Can text messages reduce infection rates?

Editorial Board

Editorial Board

October 30th, 2015

Editorial Board

‘Sending text messages to mobile phones can help increase immunisation rates and curb the spread of vaccine-preventable infections, according to research from Columbia University. ’

Dr Melissa Stockwell, Associate Professor of Paediatrics and Population Family Health at Columbia University, says text reminders can be more effective than traditional communication methods.

We sat down with Dr Stockwell to ask why text reminders work so well.

“Parents feel that it shows the healthcare providers is caring about them even when they are not right in front of them,” she says. “Our research has shown that in children, adolescents and pregnant women, sending text messages is more to encourage people to come in for vaccination.”

She says traditional forms of reminder – like phone and postcard – often doesn’t work in low-income, adolescent and rural populations.

Sending short and effective text messages is not always easy. Text messages are usually no more than 160 characters long, yet it is essential that texts from doctors’ practices get the tone right; that speak a language that is well understood without being too informal.

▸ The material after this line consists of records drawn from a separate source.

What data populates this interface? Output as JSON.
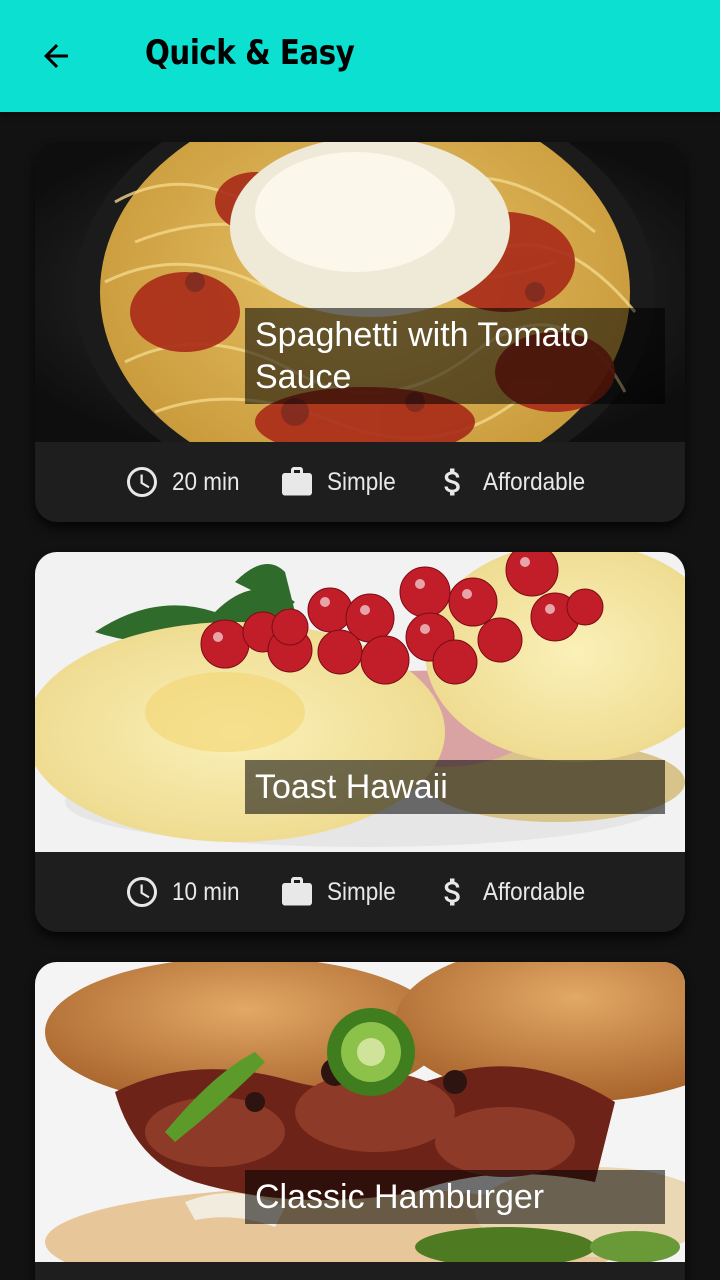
{
  "appbar": {
    "title": "Quick & Easy",
    "back_icon": "arrow-back-icon",
    "background": "#0ce0d0"
  },
  "meals": [
    {
      "title": "Spaghetti with Tomato Sauce",
      "duration": "20 min",
      "complexity": "Simple",
      "affordability": "Affordable",
      "image": "spaghetti-photo"
    },
    {
      "title": "Toast Hawaii",
      "duration": "10 min",
      "complexity": "Simple",
      "affordability": "Affordable",
      "image": "toast-hawaii-photo"
    },
    {
      "title": "Classic Hamburger",
      "image": "hamburger-photo"
    }
  ],
  "icons": {
    "duration": "schedule-icon",
    "complexity": "work-icon",
    "affordability": "attach-money-icon"
  }
}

“The character limit actually ends up being helpful because you’re forced to be brief and you end up using language that is very accessible to patients and their families,” says Dr Stockwell who is also Medical Director of the New York-Presbyterian Hospital Immunization Registry (EzVac) and Co-Director of the Columbia University Primary Care Clinician Research Fellowship in Community Health.

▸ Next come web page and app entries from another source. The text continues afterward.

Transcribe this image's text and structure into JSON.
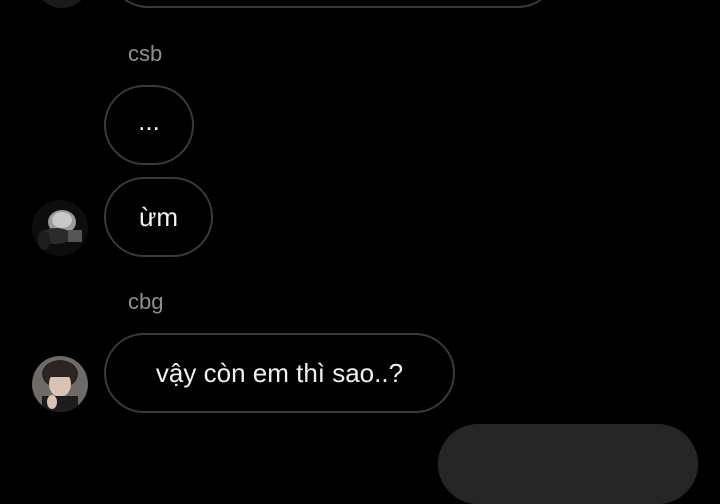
{
  "messages": [
    {
      "sender": "csb",
      "text": "..."
    },
    {
      "sender": "csb",
      "text": "ừm"
    },
    {
      "sender": "cbg",
      "text": "vậy còn em thì sao..?"
    }
  ],
  "colors": {
    "background": "#000000",
    "bubble_border": "#3a3a3a",
    "sender_name": "#8e8e8e",
    "message_text": "#f2f2f2"
  }
}
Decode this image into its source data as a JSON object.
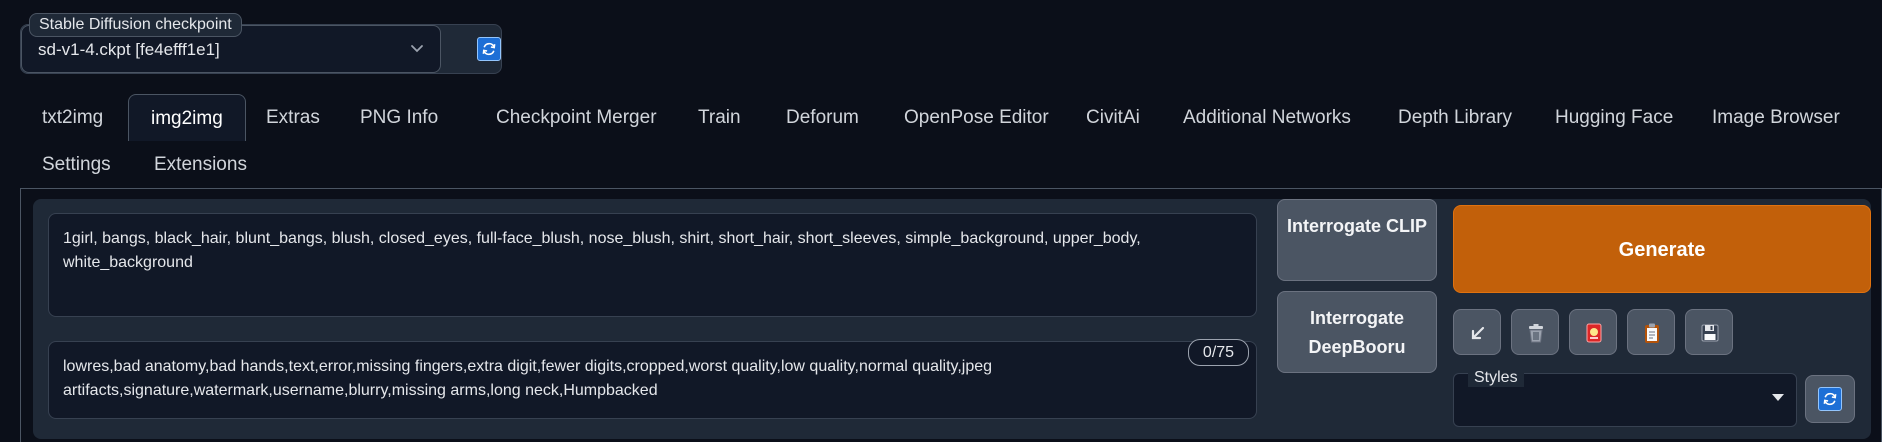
{
  "checkpoint": {
    "label": "Stable Diffusion checkpoint",
    "value": "sd-v1-4.ckpt [fe4efff1e1]"
  },
  "tabs": [
    {
      "label": "txt2img",
      "active": false
    },
    {
      "label": "img2img",
      "active": true
    },
    {
      "label": "Extras",
      "active": false
    },
    {
      "label": "PNG Info",
      "active": false
    },
    {
      "label": "Checkpoint Merger",
      "active": false
    },
    {
      "label": "Train",
      "active": false
    },
    {
      "label": "Deforum",
      "active": false
    },
    {
      "label": "OpenPose Editor",
      "active": false
    },
    {
      "label": "CivitAi",
      "active": false
    },
    {
      "label": "Additional Networks",
      "active": false
    },
    {
      "label": "Depth Library",
      "active": false
    },
    {
      "label": "Hugging Face",
      "active": false
    },
    {
      "label": "Image Browser",
      "active": false
    },
    {
      "label": "Settings",
      "active": false
    },
    {
      "label": "Extensions",
      "active": false
    }
  ],
  "prompt": {
    "value": "1girl, bangs, black_hair, blunt_bangs, blush, closed_eyes, full-face_blush, nose_blush, shirt, short_hair, short_sleeves, simple_background, upper_body, white_background"
  },
  "negative_prompt": {
    "value": "lowres,bad anatomy,bad hands,text,error,missing fingers,extra digit,fewer digits,cropped,worst quality,low quality,normal quality,jpeg artifacts,signature,watermark,username,blurry,missing arms,long neck,Humpbacked",
    "token_counter": "0/75"
  },
  "buttons": {
    "interrogate_clip": "Interrogate CLIP",
    "interrogate_deepbooru": "Interrogate DeepBooru",
    "generate": "Generate"
  },
  "tools": [
    {
      "icon": "arrow-down-left-icon"
    },
    {
      "icon": "trash-icon"
    },
    {
      "icon": "red-card-icon"
    },
    {
      "icon": "clipboard-icon"
    },
    {
      "icon": "floppy-disk-icon"
    }
  ],
  "styles": {
    "label": "Styles",
    "value": ""
  },
  "colors": {
    "accent": "#c2600a",
    "background": "#0b0f19",
    "panel": "#1f2937",
    "refresh": "#1d6fd6"
  }
}
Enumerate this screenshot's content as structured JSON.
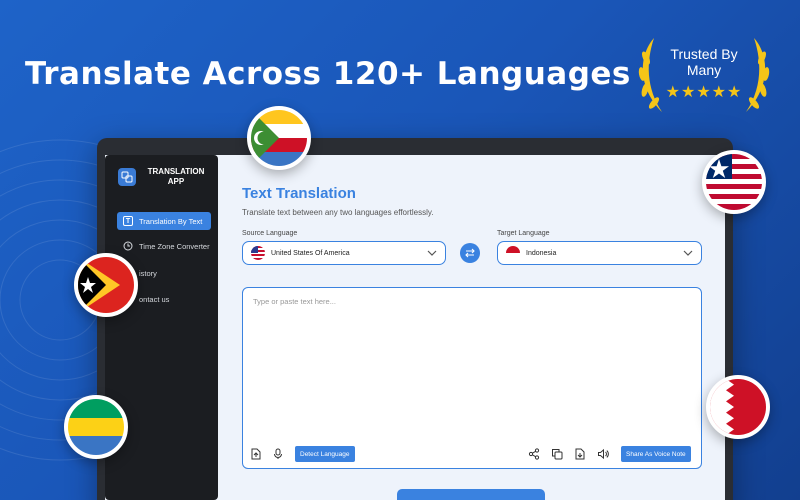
{
  "hero": {
    "headline": "Translate Across 120+ Languages"
  },
  "badge": {
    "line1": "Trusted By",
    "line2": "Many",
    "stars": "★★★★★"
  },
  "app": {
    "brand": {
      "line1": "TRANSLATION",
      "line2": "APP"
    },
    "nav": [
      {
        "label": "Translation By Text",
        "icon": "text-icon",
        "active": true
      },
      {
        "label": "Time Zone Converter",
        "icon": "clock-icon",
        "active": false
      },
      {
        "label": "istory",
        "icon": "history-icon",
        "active": false
      },
      {
        "label": "ontact us",
        "icon": "contact-icon",
        "active": false
      }
    ],
    "main": {
      "title": "Text Translation",
      "subtitle": "Translate text between any two languages effortlessly.",
      "source": {
        "label": "Source Language",
        "value": "United States Of America"
      },
      "target": {
        "label": "Target Language",
        "value": "Indonesia"
      },
      "input": {
        "placeholder": "Type or paste text here..."
      },
      "detect_label": "Detect Language",
      "share_voice_label": "Share As Voice Note"
    }
  },
  "colors": {
    "accent": "#3a82e0",
    "background": "#1a56b8",
    "gold": "#f5c518"
  },
  "flags": [
    "Comoros",
    "Liberia",
    "Timor-Leste",
    "Gabon",
    "Bahrain"
  ]
}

As evidence continues to build behind the value of sending text reminders, she expects more healthcare professionals to embrace the technology. “I’ve likened it to modern-day house call. It’s a way you can visit their family in their home and give information,” she told Vaccines Today.